Basil Scully, who worked in radio in Sault Ste. Marie before moving to Sudbury in 1953 to launch an illustrious television career, died Monday. He was 85.

It was Scully who announced the weather on October 25, 1953, the day that CKSO-TV made its inaugural broadcast.

At the time, the only other Canadian television stations on the air were in Toronto, Montreal and Ottawa, so CKSO was such a novelty that crowds gathered in front of Sudbury appliance stores to see the "Indian Head" test pattern.

Speaking of those pioneering days, Scully later wrote: "In retrospect, it was nothing more or less than primitive TV. There was one significant advantage. Very few of our audience had themselves seen anything resembling television and therefore what we presented to them was gobbled up with great enthusiasm."

To see a photograph of Scully doing a CKSO weathercast with Judy Erola (then Jacobson) please click here.

Wife Dorothea died in September

Tonight's edition of the Sudbury Star reports that Scully's wife Dorothea (nee Greening) died on September 21 of this year.

Dorothea was active with the Sault Theatre Workshop, and the November 22, 1948 edition of the Sault Star refers to a skit performed by "Mr. and Mrs. Basil Scully."

Scully was hired in 1965 as the first director of northern programs for the Addiction Research Foundation.

He was also a candidate in several federal and provincial elections.

MPEG video

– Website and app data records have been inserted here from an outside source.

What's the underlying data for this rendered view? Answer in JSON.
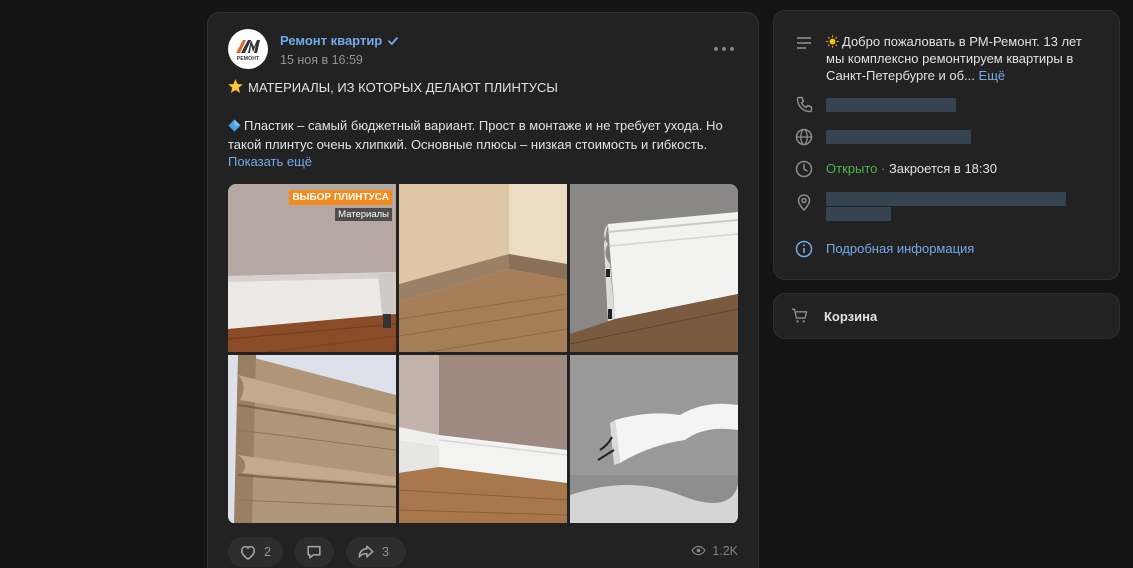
{
  "post": {
    "author": "Ремонт квартир",
    "date": "15 ноя в 16:59",
    "avatar_text": "РЕМОНТ",
    "title": "МАТЕРИАЛЫ, ИЗ КОТОРЫХ ДЕЛАЮТ ПЛИНТУСЫ",
    "body": "Пластик – самый бюджетный вариант. Прост в монтаже и не требует ухода. Но такой плинтус очень хлипкий. Основные плюсы – низкая стоимость и гибкость.",
    "show_more": "Показать ещё",
    "photo_badge_primary": "ВЫБОР ПЛИНТУСА",
    "photo_badge_secondary": "Материалы",
    "likes": "2",
    "reposts": "3",
    "views": "1.2K"
  },
  "sidebar": {
    "description": "Добро пожаловать в РМ-Ремонт. 13 лет мы комплексно ремонтируем квартиры в Санкт-Петербурге и об...",
    "description_more": "Ещё",
    "status_open": "Открыто",
    "status_close": "Закроется в 18:30",
    "details_link": "Подробная информация",
    "cart": "Корзина"
  },
  "colors": {
    "accent": "#71aaeb",
    "open": "#4bb34b",
    "background": "#141414",
    "card": "#222222"
  }
}
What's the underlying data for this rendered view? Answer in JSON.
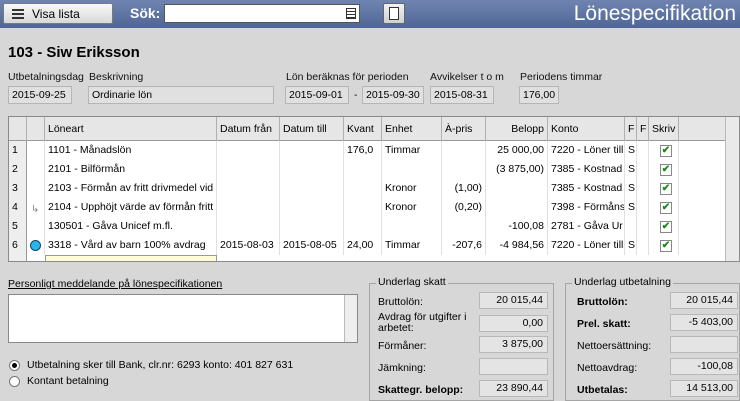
{
  "toolbar": {
    "visa_lista_label": "Visa lista",
    "sok_label": "Sök:",
    "sok_value": "",
    "window_title": "Lönespecifikation"
  },
  "employee": {
    "name": "103 - Siw Eriksson"
  },
  "payment": {
    "utbetalningsdag_label": "Utbetalningsdag",
    "beskrivning_label": "Beskrivning",
    "utbetalningsdag": "2015-09-25",
    "beskrivning": "Ordinarie lön",
    "period_label": "Lön beräknas för perioden",
    "period_from": "2015-09-01",
    "period_dash": "-",
    "period_to": "2015-09-30",
    "avvikelser_label": "Avvikelser t o m",
    "avvikelser": "2015-08-31",
    "timmar_label": "Periodens timmar",
    "timmar": "176,00"
  },
  "table": {
    "headers": [
      "",
      "",
      "Löneart",
      "Datum från",
      "Datum till",
      "Kvant",
      "Enhet",
      "À-pris",
      "Belopp",
      "Konto",
      "F",
      "F",
      "Skriv"
    ],
    "rows": [
      {
        "n": "1",
        "loneart": "1101 - Månadslön",
        "from": "",
        "to": "",
        "kvant": "176,0",
        "enhet": "Timmar",
        "apris": "",
        "belopp": "25 000,00",
        "konto": "7220 - Löner till",
        "f1": "S",
        "skriv": true
      },
      {
        "n": "2",
        "loneart": "2101 - Bilförmån",
        "from": "",
        "to": "",
        "kvant": "",
        "enhet": "",
        "apris": "",
        "belopp": "(3 875,00)",
        "konto": "7385 - Kostnad",
        "f1": "S",
        "skriv": true
      },
      {
        "n": "3",
        "loneart": "2103 - Förmån av fritt drivmedel vid",
        "from": "",
        "to": "",
        "kvant": "",
        "enhet": "Kronor",
        "apris": "(1,00)",
        "belopp": "",
        "konto": "7385 - Kostnad",
        "f1": "S",
        "skriv": true
      },
      {
        "n": "4",
        "loneart": "2104 - Upphöjt värde av förmån fritt",
        "from": "",
        "to": "",
        "kvant": "",
        "enhet": "Kronor",
        "apris": "(0,20)",
        "belopp": "",
        "konto": "7398 - Förmåns",
        "f1": "S",
        "skriv": true
      },
      {
        "n": "5",
        "loneart": "130501 - Gåva Unicef m.fl.",
        "from": "",
        "to": "",
        "kvant": "",
        "enhet": "",
        "apris": "",
        "belopp": "-100,08",
        "konto": "2781 - Gåva Ur",
        "f1": "",
        "skriv": true
      },
      {
        "n": "6",
        "loneart": "3318 - Vård av barn 100% avdrag",
        "from": "2015-08-03",
        "to": "2015-08-05",
        "kvant": "24,00",
        "enhet": "Timmar",
        "apris": "-207,6",
        "belopp": "-4 984,56",
        "konto": "7220 - Löner till",
        "f1": "S",
        "skriv": true
      }
    ]
  },
  "message": {
    "label": "Personligt meddelande på lönespecifikationen",
    "value": ""
  },
  "payout": {
    "bank_text": "Utbetalning sker till  Bank, clr.nr: 6293 konto: 401 827 631",
    "kontant_label": "Kontant betalning",
    "bank_selected": true
  },
  "underlag_skatt": {
    "title": "Underlag skatt",
    "brutto_label": "Bruttolön:",
    "brutto": "20 015,44",
    "avdrag_label": "Avdrag för utgifter i arbetet:",
    "avdrag": "0,00",
    "formaner_label": "Förmåner:",
    "formaner": "3 875,00",
    "jamkning_label": "Jämkning:",
    "jamkning": "",
    "skattegr_label": "Skattegr. belopp:",
    "skattegr": "23 890,44"
  },
  "underlag_utbetalning": {
    "title": "Underlag utbetalning",
    "brutto_label": "Bruttolön:",
    "brutto": "20 015,44",
    "prel_label": "Prel. skatt:",
    "prel": "-5 403,00",
    "netto_ers_label": "Nettoersättning:",
    "netto_ers": "",
    "nettoavdrag_label": "Nettoavdrag:",
    "nettoavdrag": "-100,08",
    "utbetalas_label": "Utbetalas:",
    "utbetalas": "14 513,00"
  }
}
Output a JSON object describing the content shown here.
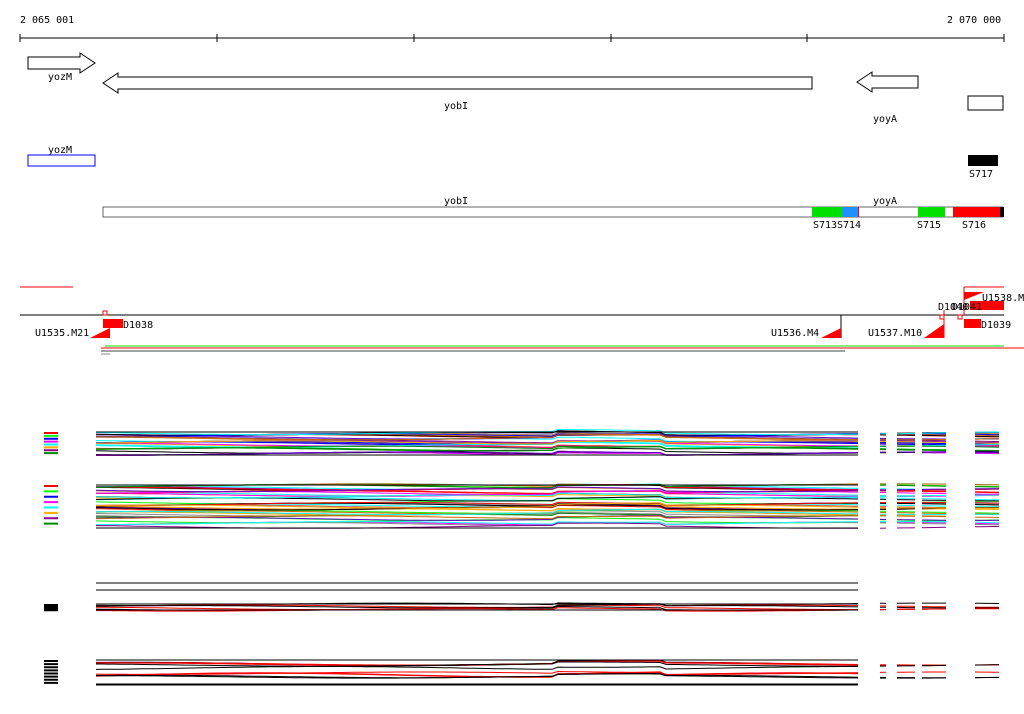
{
  "ruler": {
    "start_label": "2 065 001",
    "end_label": "2 070 000"
  },
  "genes": {
    "yozM": "yozM",
    "yobI": "yobI",
    "yoyA": "yoyA"
  },
  "cds_track": {
    "yozM": "yozM",
    "yobI": "yobI",
    "yoyA": "yoyA"
  },
  "segments": {
    "s713": "S713",
    "s714": "S714",
    "s715": "S715",
    "s716": "S716",
    "s717": "S717"
  },
  "features": {
    "u1535": "U1535.M21",
    "u1536": "U1536.M4",
    "u1537": "U1537.M10",
    "u1538": "U1538.M",
    "d1038": "D1038",
    "d1039": "D1039",
    "d1040": "D1040",
    "d1041": "D1041"
  },
  "colors": {
    "green": "#00e000",
    "blue": "#1e90ff",
    "red": "#ff0000",
    "black": "#000000",
    "cds_outline": "#0000ff"
  }
}
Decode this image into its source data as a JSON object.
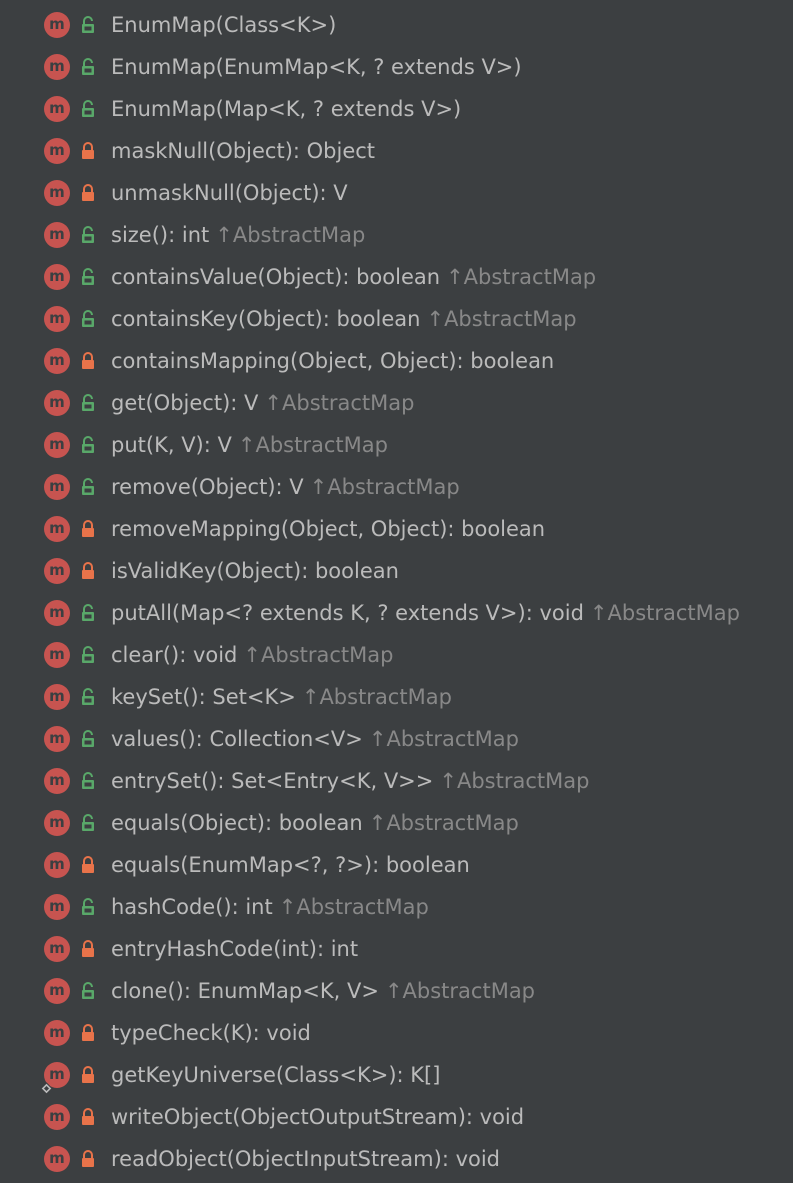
{
  "colors": {
    "background": "#3c3f41",
    "text": "#bbbbbb",
    "inherited_text": "#888888",
    "method_badge": "#c75450",
    "public_icon": "#59a869",
    "private_icon": "#e8734a"
  },
  "inherited_arrow": "↑",
  "members": [
    {
      "badge": "m",
      "access": "public",
      "signature": "EnumMap(Class<K>)",
      "inherited": ""
    },
    {
      "badge": "m",
      "access": "public",
      "signature": "EnumMap(EnumMap<K, ? extends V>)",
      "inherited": ""
    },
    {
      "badge": "m",
      "access": "public",
      "signature": "EnumMap(Map<K, ? extends V>)",
      "inherited": ""
    },
    {
      "badge": "m",
      "access": "private",
      "signature": "maskNull(Object): Object",
      "inherited": ""
    },
    {
      "badge": "m",
      "access": "private",
      "signature": "unmaskNull(Object): V",
      "inherited": ""
    },
    {
      "badge": "m",
      "access": "public",
      "signature": "size(): int",
      "inherited": "AbstractMap"
    },
    {
      "badge": "m",
      "access": "public",
      "signature": "containsValue(Object): boolean",
      "inherited": "AbstractMap"
    },
    {
      "badge": "m",
      "access": "public",
      "signature": "containsKey(Object): boolean",
      "inherited": "AbstractMap"
    },
    {
      "badge": "m",
      "access": "private",
      "signature": "containsMapping(Object, Object): boolean",
      "inherited": ""
    },
    {
      "badge": "m",
      "access": "public",
      "signature": "get(Object): V",
      "inherited": "AbstractMap"
    },
    {
      "badge": "m",
      "access": "public",
      "signature": "put(K, V): V",
      "inherited": "AbstractMap"
    },
    {
      "badge": "m",
      "access": "public",
      "signature": "remove(Object): V",
      "inherited": "AbstractMap"
    },
    {
      "badge": "m",
      "access": "private",
      "signature": "removeMapping(Object, Object): boolean",
      "inherited": ""
    },
    {
      "badge": "m",
      "access": "private",
      "signature": "isValidKey(Object): boolean",
      "inherited": ""
    },
    {
      "badge": "m",
      "access": "public",
      "signature": "putAll(Map<? extends K, ? extends V>): void",
      "inherited": "AbstractMap"
    },
    {
      "badge": "m",
      "access": "public",
      "signature": "clear(): void",
      "inherited": "AbstractMap"
    },
    {
      "badge": "m",
      "access": "public",
      "signature": "keySet(): Set<K>",
      "inherited": "AbstractMap"
    },
    {
      "badge": "m",
      "access": "public",
      "signature": "values(): Collection<V>",
      "inherited": "AbstractMap"
    },
    {
      "badge": "m",
      "access": "public",
      "signature": "entrySet(): Set<Entry<K, V>>",
      "inherited": "AbstractMap"
    },
    {
      "badge": "m",
      "access": "public",
      "signature": "equals(Object): boolean",
      "inherited": "AbstractMap"
    },
    {
      "badge": "m",
      "access": "private",
      "signature": "equals(EnumMap<?, ?>): boolean",
      "inherited": ""
    },
    {
      "badge": "m",
      "access": "public",
      "signature": "hashCode(): int",
      "inherited": "AbstractMap"
    },
    {
      "badge": "m",
      "access": "private",
      "signature": "entryHashCode(int): int",
      "inherited": ""
    },
    {
      "badge": "m",
      "access": "public",
      "signature": "clone(): EnumMap<K, V>",
      "inherited": "AbstractMap"
    },
    {
      "badge": "m",
      "access": "private",
      "signature": "typeCheck(K): void",
      "inherited": ""
    },
    {
      "badge": "m",
      "access": "private",
      "signature": "getKeyUniverse(Class<K>): K[]",
      "inherited": "",
      "static_mark": true
    },
    {
      "badge": "m",
      "access": "private",
      "signature": "writeObject(ObjectOutputStream): void",
      "inherited": ""
    },
    {
      "badge": "m",
      "access": "private",
      "signature": "readObject(ObjectInputStream): void",
      "inherited": ""
    }
  ]
}
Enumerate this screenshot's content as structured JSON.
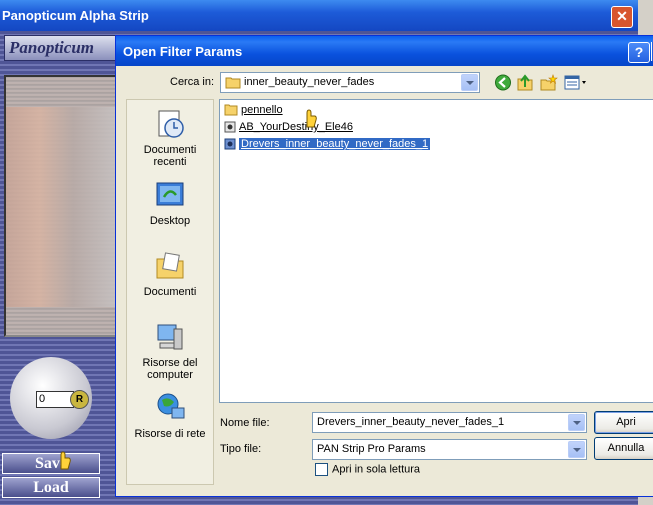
{
  "background_window": {
    "title": "Panopticum Alpha Strip",
    "close_glyph": "✕",
    "logo_text": "Panopticum",
    "knob_value": "0",
    "knob_reset_glyph": "R",
    "save_label": "Save",
    "load_label": "Load"
  },
  "dialog": {
    "title": "Open Filter Params",
    "help_glyph": "?",
    "lookin_label": "Cerca in:",
    "lookin_value": "inner_beauty_never_fades",
    "toolbar": [
      "back-icon",
      "up-folder-icon",
      "new-folder-icon",
      "views-menu-icon"
    ],
    "places": [
      {
        "label1": "Documenti",
        "label2": "recenti",
        "icon": "recent-documents-icon"
      },
      {
        "label1": "Desktop",
        "label2": "",
        "icon": "desktop-icon"
      },
      {
        "label1": "Documenti",
        "label2": "",
        "icon": "my-documents-icon"
      },
      {
        "label1": "Risorse del",
        "label2": "computer",
        "icon": "my-computer-icon"
      },
      {
        "label1": "Risorse di rete",
        "label2": "",
        "icon": "network-icon"
      }
    ],
    "files": [
      {
        "name": "pennello",
        "type": "folder",
        "selected": false
      },
      {
        "name": "AB_YourDestiny_Ele46",
        "type": "file",
        "selected": false
      },
      {
        "name": "Drevers_inner_beauty_never_fades_1",
        "type": "file",
        "selected": true
      }
    ],
    "filename_label": "Nome file:",
    "filename_value": "Drevers_inner_beauty_never_fades_1",
    "filetype_label": "Tipo file:",
    "filetype_value": "PAN Strip Pro Params",
    "open_button": "Apri",
    "cancel_button": "Annulla",
    "readonly_label": "Apri in sola lettura",
    "readonly_checked": false
  }
}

To see streaming video (mpeg) of Basil Scully talking about producing an innovative swimsuit commercial in 1954, click here.